Following the CORRECT trial, a post hoc analysis of a cohort of Japanese patients on this trial explored if radiological imaging markers could predict clinical outcomes with regorafenib. The analysis, called RadioCORRECT, still showed an improvement in OS and progression-free survival (PFS) for these patients regardless of biomarkers.

Ahn also highlights how the approach to dosing this therapy has changed based on results from the phase 2 ReDOS trial (NCT02368886). Initially, a daily dose of 160 mg for 3 weeks followed by a 1-week break was the standard approach to treatment with regorafenib, but the trial looked at a dose-escalation method of starting at 80 mg of the drug given daily with a weekly escalation of 40 mg until reaching 160 mg.

The randomized, multicenter, open-label study looked at 116 patients randomly assigned to either a dose-escalation group (n = 54) or standard-dose group (n = 62). Forty-three percent (95% CI, 29%-56%) of patients in the dose-escalation group met the primary end point of initiating their 3rd cycle of treatment without stopping compared with 26% (95% CI, 15%-37%) in the standard-dose group (P = .043). This demonstrated the benefits of a personalized approach to treatment with regorafenib focusing on treatment duration rather than intensity, according to Ahn.

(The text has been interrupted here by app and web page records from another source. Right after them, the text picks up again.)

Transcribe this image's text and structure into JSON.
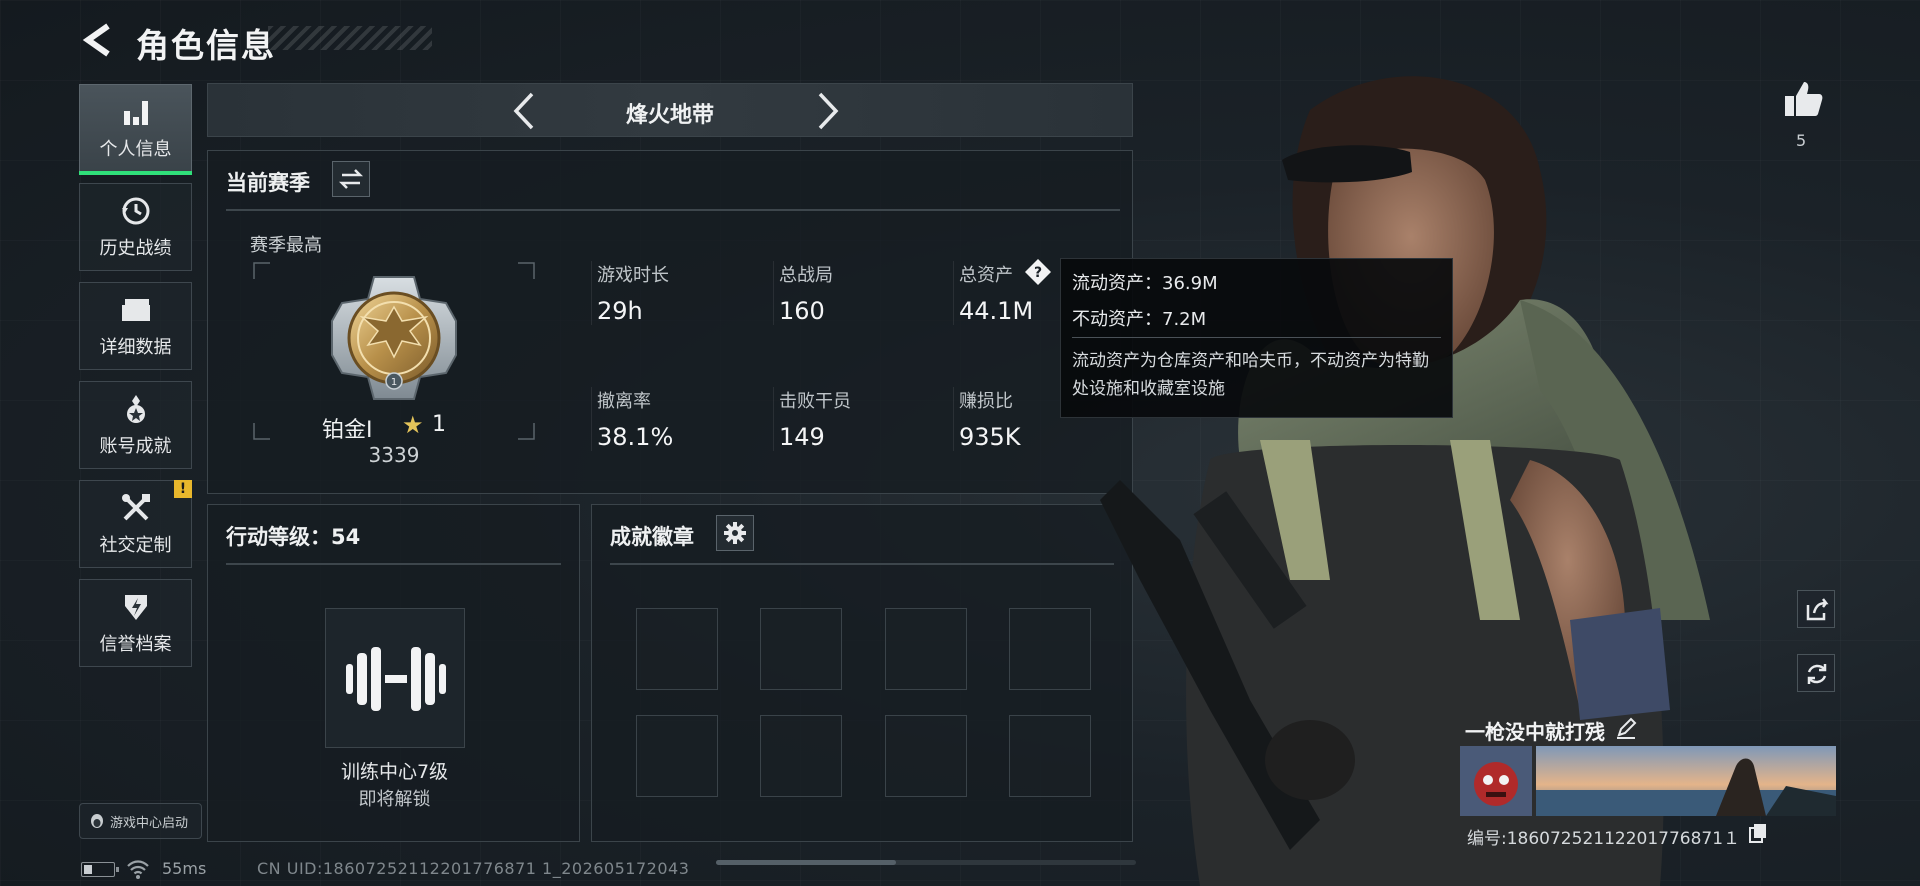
{
  "header": {
    "title": "角色信息"
  },
  "sidebar": {
    "items": [
      {
        "label": "个人信息",
        "icon": "bar-chart-icon",
        "active": true
      },
      {
        "label": "历史战绩",
        "icon": "clock-icon",
        "active": false
      },
      {
        "label": "详细数据",
        "icon": "folder-icon",
        "active": false
      },
      {
        "label": "账号成就",
        "icon": "medal-icon",
        "active": false
      },
      {
        "label": "社交定制",
        "icon": "tools-icon",
        "active": false,
        "warning": "!"
      },
      {
        "label": "信誉档案",
        "icon": "shield-icon",
        "active": false
      }
    ],
    "game_center": "游戏中心启动"
  },
  "mode": {
    "title": "烽火地带"
  },
  "season": {
    "title": "当前赛季",
    "best_label": "赛季最高",
    "rank_name": "铂金Ⅰ",
    "rank_stars": "1",
    "rank_score": "3339",
    "stats": [
      {
        "label": "游戏时长",
        "value": "29h"
      },
      {
        "label": "总战局",
        "value": "160"
      },
      {
        "label": "总资产",
        "value": "44.1M"
      },
      {
        "label": "撤离率",
        "value": "38.1%"
      },
      {
        "label": "击败干员",
        "value": "149"
      },
      {
        "label": "赚损比",
        "value": "935K"
      }
    ]
  },
  "tooltip": {
    "liquid": "流动资产：36.9M",
    "fixed": "不动资产：7.2M",
    "desc": "流动资产为仓库资产和哈夫币，不动资产为特勤处设施和收藏室设施"
  },
  "action_level": {
    "title": "行动等级：54",
    "training_name": "训练中心7级",
    "training_sub": "即将解锁"
  },
  "badges": {
    "title": "成就徽章",
    "slot_count": 8
  },
  "profile": {
    "likes": "5",
    "player_name": "一枪没中就打残",
    "player_id": "编号:18607252112201776871１"
  },
  "status": {
    "ping": "55ms",
    "uid": "CN UID:18607252112201776871 1_202605172043",
    "battery_level": 0.3
  },
  "colors": {
    "accent": "#30e07a",
    "warning": "#e8b72c",
    "gold": "#e4c45a"
  }
}
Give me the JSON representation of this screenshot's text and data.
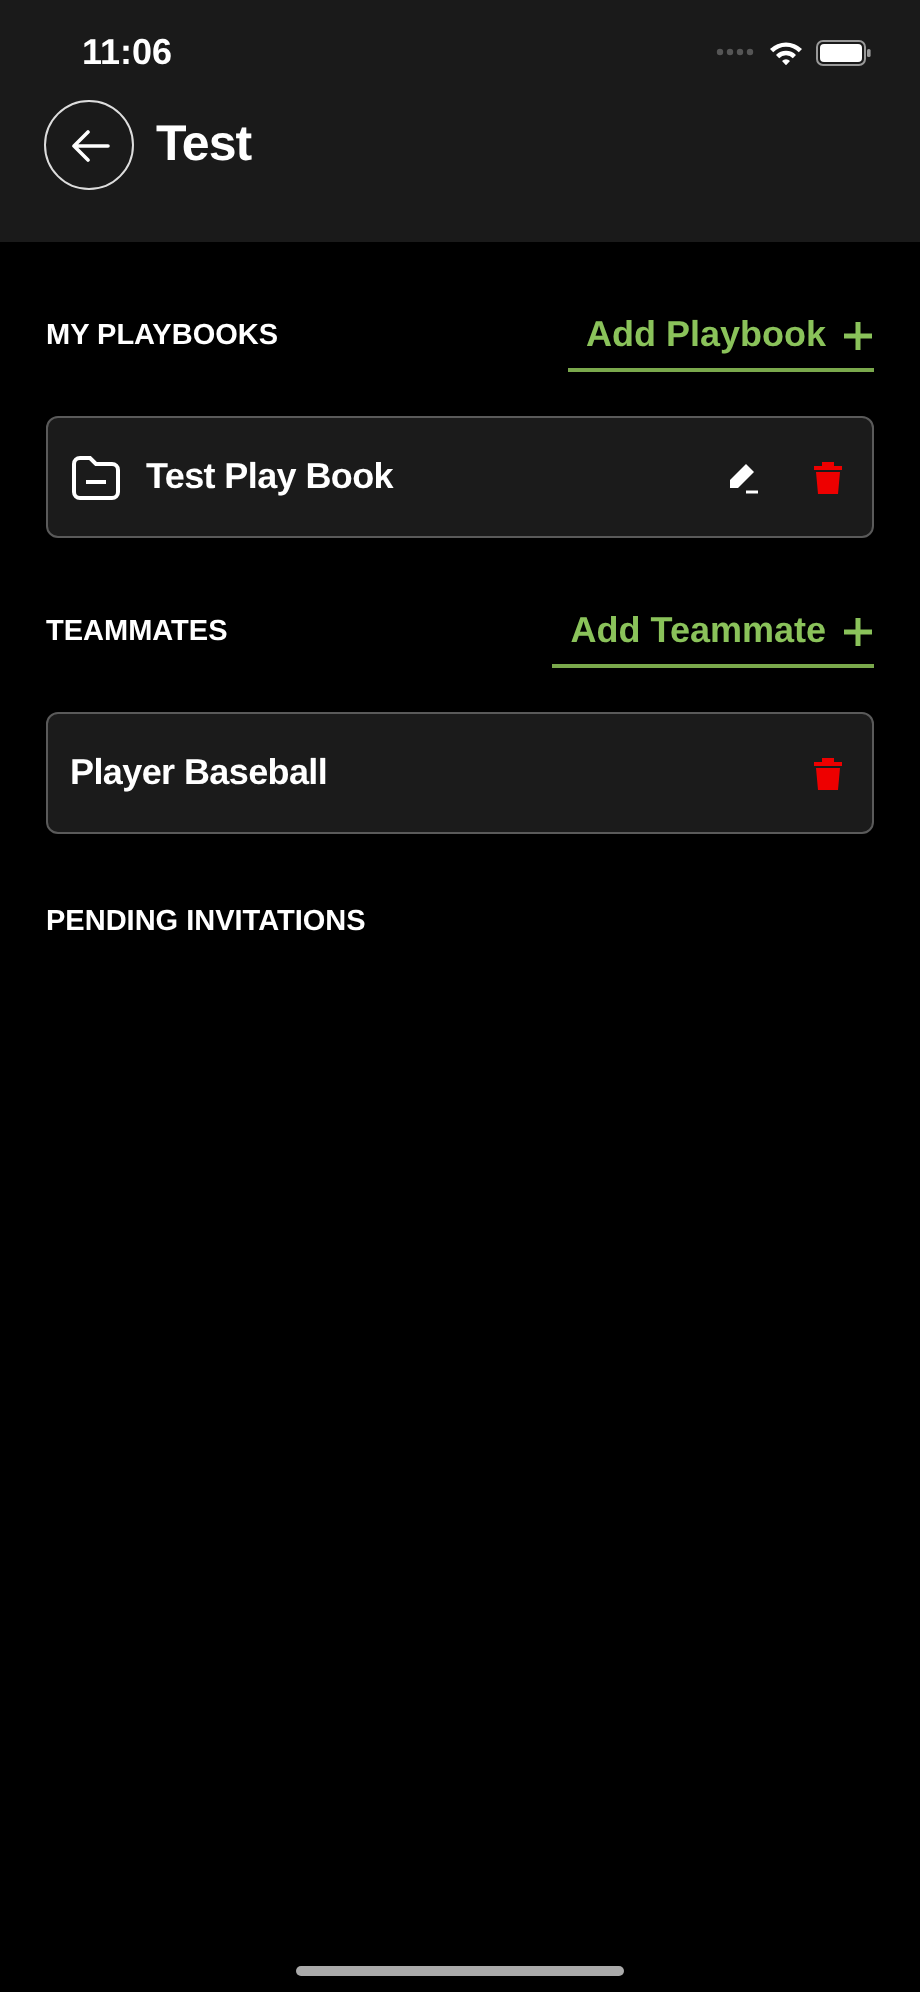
{
  "status_bar": {
    "time": "11:06"
  },
  "header": {
    "title": "Test"
  },
  "sections": [
    {
      "title": "MY PLAYBOOKS",
      "action": "Add Playbook",
      "items": [
        {
          "kind": "playbook",
          "name": "Test Play Book"
        }
      ]
    },
    {
      "title": "TEAMMATES",
      "action": "Add Teammate",
      "items": [
        {
          "kind": "person",
          "name": "Player Baseball"
        }
      ]
    },
    {
      "title": "PENDING INVITATIONS"
    }
  ]
}
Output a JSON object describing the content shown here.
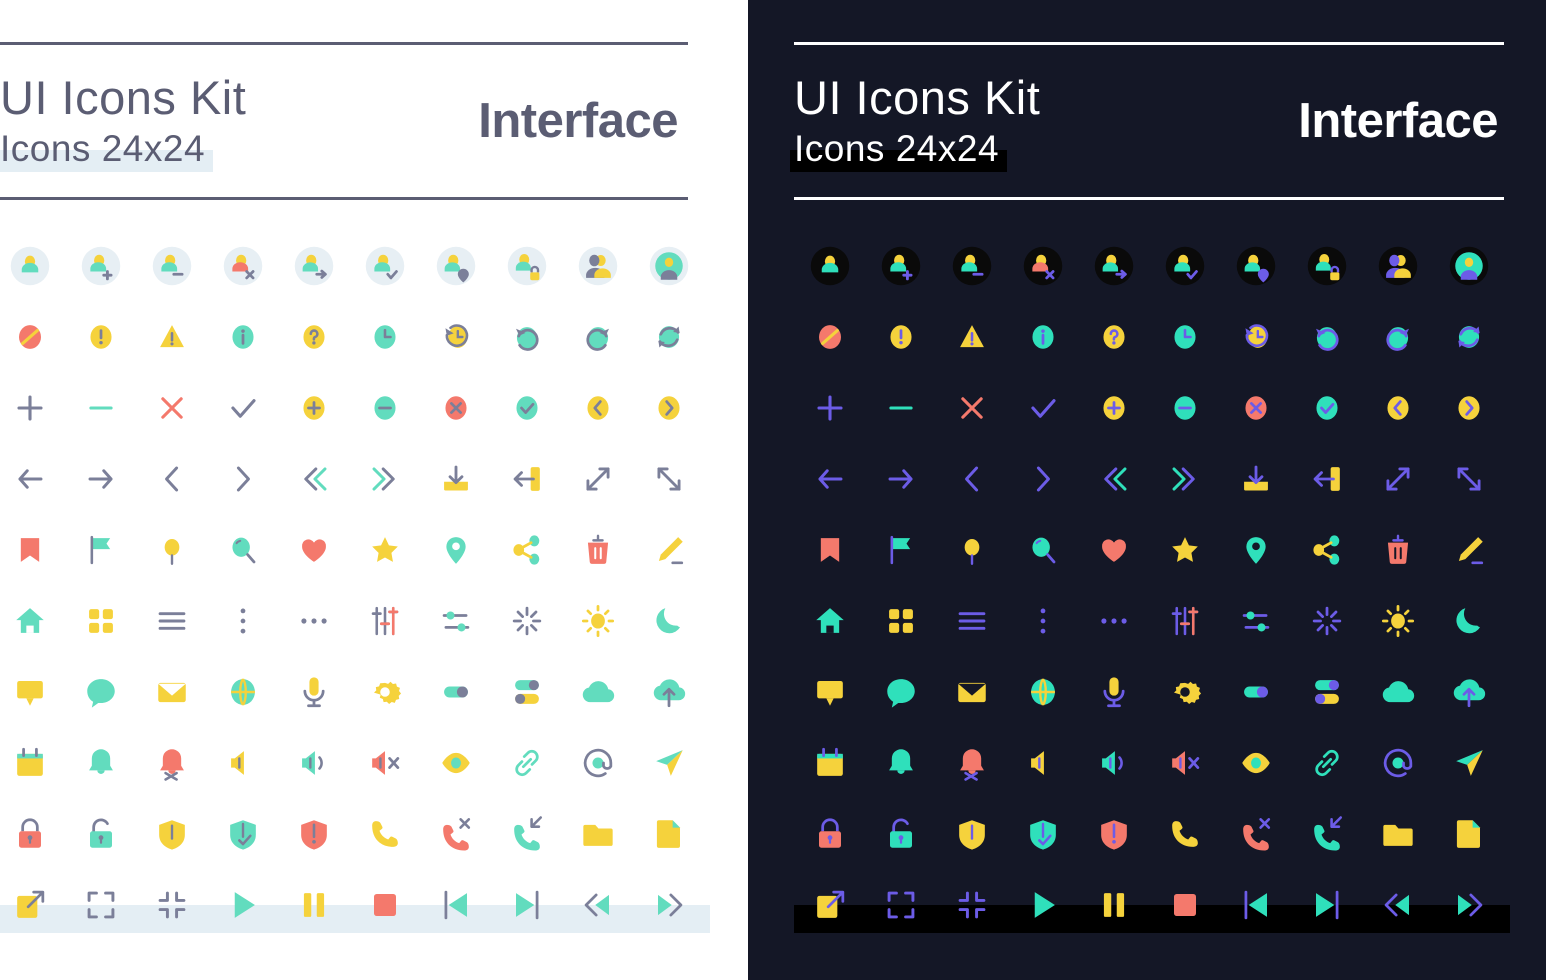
{
  "meta": {
    "sheet_title": "UI Icons Kit",
    "icon_size_label": "Icons 24x24",
    "category": "Interface",
    "grid_columns": 10,
    "grid_rows": 10,
    "total_icons": 100
  },
  "panels": [
    {
      "id": "light",
      "theme_label": "light",
      "background": "#ffffff",
      "title": "UI Icons Kit",
      "subtitle": "Icons 24x24",
      "category": "Interface",
      "rule_color": "#5b5d73",
      "text_color": "#5b5d73",
      "highlight_color": "#e4eef4",
      "avatar_bg": "#e7eff4",
      "palette": {
        "yellow": "#f5d23c",
        "teal": "#62dcbe",
        "coral": "#f4796c",
        "neutral": "#7b7f99",
        "accent_bg": "#e4eef4"
      }
    },
    {
      "id": "dark",
      "theme_label": "dark",
      "background": "#141726",
      "title": "UI Icons Kit",
      "subtitle": "Icons 24x24",
      "category": "Interface",
      "rule_color": "#ffffff",
      "text_color": "#ffffff",
      "highlight_color": "#000000",
      "avatar_bg": "#0a0a0a",
      "palette": {
        "yellow": "#f5d23c",
        "teal": "#2fe0bb",
        "coral": "#f4796c",
        "neutral": "#6c5ce7",
        "accent_bg": "#000000"
      }
    }
  ],
  "rows": [
    {
      "name": "users",
      "icons": [
        {
          "name": "user-icon",
          "label": "User"
        },
        {
          "name": "user-add-icon",
          "label": "Add user"
        },
        {
          "name": "user-remove-icon",
          "label": "Remove user"
        },
        {
          "name": "user-delete-icon",
          "label": "Delete user"
        },
        {
          "name": "user-transfer-icon",
          "label": "Transfer user"
        },
        {
          "name": "user-check-icon",
          "label": "Verified user"
        },
        {
          "name": "user-location-icon",
          "label": "User location"
        },
        {
          "name": "user-lock-icon",
          "label": "Locked user"
        },
        {
          "name": "user-group-icon",
          "label": "User group"
        },
        {
          "name": "user-profile-icon",
          "label": "User profile"
        }
      ]
    },
    {
      "name": "status",
      "icons": [
        {
          "name": "block-icon",
          "label": "Blocked"
        },
        {
          "name": "error-circle-icon",
          "label": "Error"
        },
        {
          "name": "warning-triangle-icon",
          "label": "Warning"
        },
        {
          "name": "info-circle-icon",
          "label": "Information"
        },
        {
          "name": "help-circle-icon",
          "label": "Help"
        },
        {
          "name": "clock-icon",
          "label": "Clock"
        },
        {
          "name": "history-icon",
          "label": "History"
        },
        {
          "name": "undo-icon",
          "label": "Undo"
        },
        {
          "name": "redo-icon",
          "label": "Redo"
        },
        {
          "name": "sync-icon",
          "label": "Sync"
        }
      ]
    },
    {
      "name": "actions",
      "icons": [
        {
          "name": "plus-icon",
          "label": "Add"
        },
        {
          "name": "minus-icon",
          "label": "Subtract"
        },
        {
          "name": "close-icon",
          "label": "Close"
        },
        {
          "name": "check-icon",
          "label": "Check"
        },
        {
          "name": "plus-circle-icon",
          "label": "Add circle"
        },
        {
          "name": "minus-circle-icon",
          "label": "Minus circle"
        },
        {
          "name": "close-circle-icon",
          "label": "Close circle"
        },
        {
          "name": "check-circle-icon",
          "label": "Check circle"
        },
        {
          "name": "chevron-left-circle-icon",
          "label": "Previous"
        },
        {
          "name": "chevron-right-circle-icon",
          "label": "Next"
        }
      ]
    },
    {
      "name": "navigation",
      "icons": [
        {
          "name": "arrow-left-icon",
          "label": "Back"
        },
        {
          "name": "arrow-right-icon",
          "label": "Forward"
        },
        {
          "name": "chevron-left-icon",
          "label": "Chevron left"
        },
        {
          "name": "chevron-right-icon",
          "label": "Chevron right"
        },
        {
          "name": "chevrons-left-icon",
          "label": "First"
        },
        {
          "name": "chevrons-right-icon",
          "label": "Last"
        },
        {
          "name": "download-icon",
          "label": "Download"
        },
        {
          "name": "logout-icon",
          "label": "Log out"
        },
        {
          "name": "expand-icon",
          "label": "Expand"
        },
        {
          "name": "resize-icon",
          "label": "Resize"
        }
      ]
    },
    {
      "name": "content",
      "icons": [
        {
          "name": "bookmark-icon",
          "label": "Bookmark"
        },
        {
          "name": "flag-icon",
          "label": "Flag"
        },
        {
          "name": "pin-icon",
          "label": "Pin"
        },
        {
          "name": "search-icon",
          "label": "Search"
        },
        {
          "name": "heart-icon",
          "label": "Favorite"
        },
        {
          "name": "star-icon",
          "label": "Star"
        },
        {
          "name": "map-pin-icon",
          "label": "Location"
        },
        {
          "name": "share-icon",
          "label": "Share"
        },
        {
          "name": "trash-icon",
          "label": "Delete"
        },
        {
          "name": "edit-icon",
          "label": "Edit"
        }
      ]
    },
    {
      "name": "layout",
      "icons": [
        {
          "name": "home-icon",
          "label": "Home"
        },
        {
          "name": "grid-icon",
          "label": "Grid"
        },
        {
          "name": "menu-icon",
          "label": "Menu"
        },
        {
          "name": "more-vertical-icon",
          "label": "More vertical"
        },
        {
          "name": "more-horizontal-icon",
          "label": "More horizontal"
        },
        {
          "name": "sliders-vertical-icon",
          "label": "Equalizer"
        },
        {
          "name": "sliders-horizontal-icon",
          "label": "Filters"
        },
        {
          "name": "loading-icon",
          "label": "Loading"
        },
        {
          "name": "sun-icon",
          "label": "Light mode"
        },
        {
          "name": "moon-icon",
          "label": "Dark mode"
        }
      ]
    },
    {
      "name": "communication",
      "icons": [
        {
          "name": "tooltip-icon",
          "label": "Tooltip"
        },
        {
          "name": "chat-icon",
          "label": "Chat"
        },
        {
          "name": "mail-icon",
          "label": "Mail"
        },
        {
          "name": "globe-icon",
          "label": "Globe"
        },
        {
          "name": "microphone-icon",
          "label": "Microphone"
        },
        {
          "name": "gear-icon",
          "label": "Settings"
        },
        {
          "name": "toggle-icon",
          "label": "Toggle"
        },
        {
          "name": "toggles-icon",
          "label": "Toggles"
        },
        {
          "name": "cloud-icon",
          "label": "Cloud"
        },
        {
          "name": "cloud-upload-icon",
          "label": "Cloud upload"
        }
      ]
    },
    {
      "name": "alerts",
      "icons": [
        {
          "name": "calendar-icon",
          "label": "Calendar"
        },
        {
          "name": "bell-icon",
          "label": "Notifications"
        },
        {
          "name": "bell-off-icon",
          "label": "Mute notifications"
        },
        {
          "name": "volume-mute-icon",
          "label": "Volume off"
        },
        {
          "name": "volume-icon",
          "label": "Volume"
        },
        {
          "name": "volume-x-icon",
          "label": "Volume muted"
        },
        {
          "name": "eye-icon",
          "label": "Visible"
        },
        {
          "name": "link-icon",
          "label": "Link"
        },
        {
          "name": "at-sign-icon",
          "label": "Mention"
        },
        {
          "name": "send-icon",
          "label": "Send"
        }
      ]
    },
    {
      "name": "security",
      "icons": [
        {
          "name": "lock-icon",
          "label": "Locked"
        },
        {
          "name": "unlock-icon",
          "label": "Unlocked"
        },
        {
          "name": "shield-icon",
          "label": "Shield"
        },
        {
          "name": "shield-check-icon",
          "label": "Protected"
        },
        {
          "name": "shield-alert-icon",
          "label": "Shield alert"
        },
        {
          "name": "phone-icon",
          "label": "Call"
        },
        {
          "name": "phone-missed-icon",
          "label": "Missed call"
        },
        {
          "name": "phone-incoming-icon",
          "label": "Incoming call"
        },
        {
          "name": "folder-icon",
          "label": "Folder"
        },
        {
          "name": "file-icon",
          "label": "File"
        }
      ]
    },
    {
      "name": "media",
      "highlighted": true,
      "icons": [
        {
          "name": "external-link-icon",
          "label": "Open external"
        },
        {
          "name": "fullscreen-icon",
          "label": "Fullscreen"
        },
        {
          "name": "minimize-icon",
          "label": "Minimize"
        },
        {
          "name": "play-icon",
          "label": "Play"
        },
        {
          "name": "pause-icon",
          "label": "Pause"
        },
        {
          "name": "stop-icon",
          "label": "Stop"
        },
        {
          "name": "skip-back-icon",
          "label": "Skip back"
        },
        {
          "name": "skip-forward-icon",
          "label": "Skip forward"
        },
        {
          "name": "rewind-icon",
          "label": "Rewind"
        },
        {
          "name": "fast-forward-icon",
          "label": "Fast forward"
        }
      ]
    }
  ]
}
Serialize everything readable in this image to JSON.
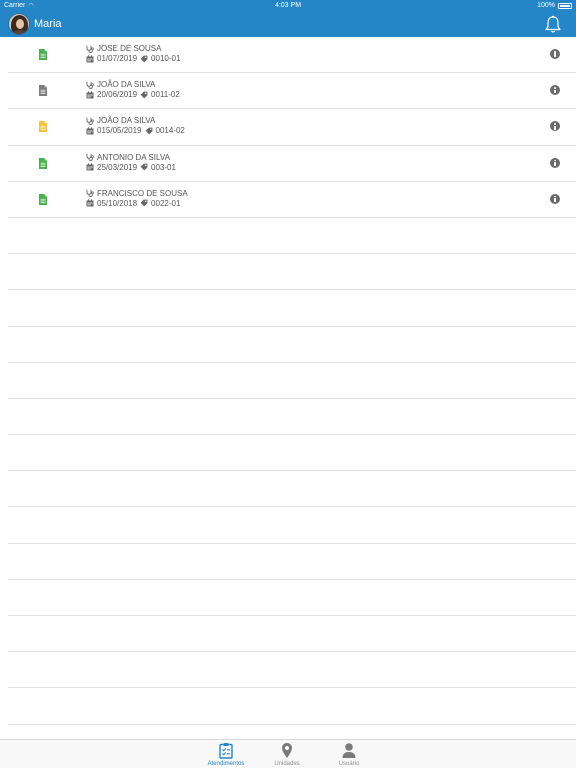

0:08 | Regorafenib has been around for several years now, and that [approval] was based off the randomized phase 3 CORRECT trial. Subsequently, there was a Japanese study called RadioCORRECT, which showed an improvement in OS and PFS in patients with treatment-refractory metastatic CRC irrespective of the genomic mutation present in their tumor.

0:28 | A lot has changed in terms of how we prescribe regorafenib. In the past, the recommendations were to give it at a full dose of 160 mg daily for 3 weeks on followed by a 1-week break. But based off the more recent randomized phase 2 trial from the ReDOS trial, led by Dr. Tanios S. Bekaii-Saab, we know that the appropriate treatment strategy for using regorafenib is in a dose-escalation fashion where the study showed that it's more about...the duration rather than dose intensity. And when we see patients who receive regorafenib based off their dose tolerability, [they] have actually a better median OS compared to what was initially projected on the CORRECT trial.

Related Videos
Rohit Gosain, MD; Rahul Gosain, MD; and Pamela L. Kunz, MD, presenting slides
Rohit Gosain, MD; Rahul Gosain, MD; and Pamela L. Kunz, MD, presenting slides
Related Content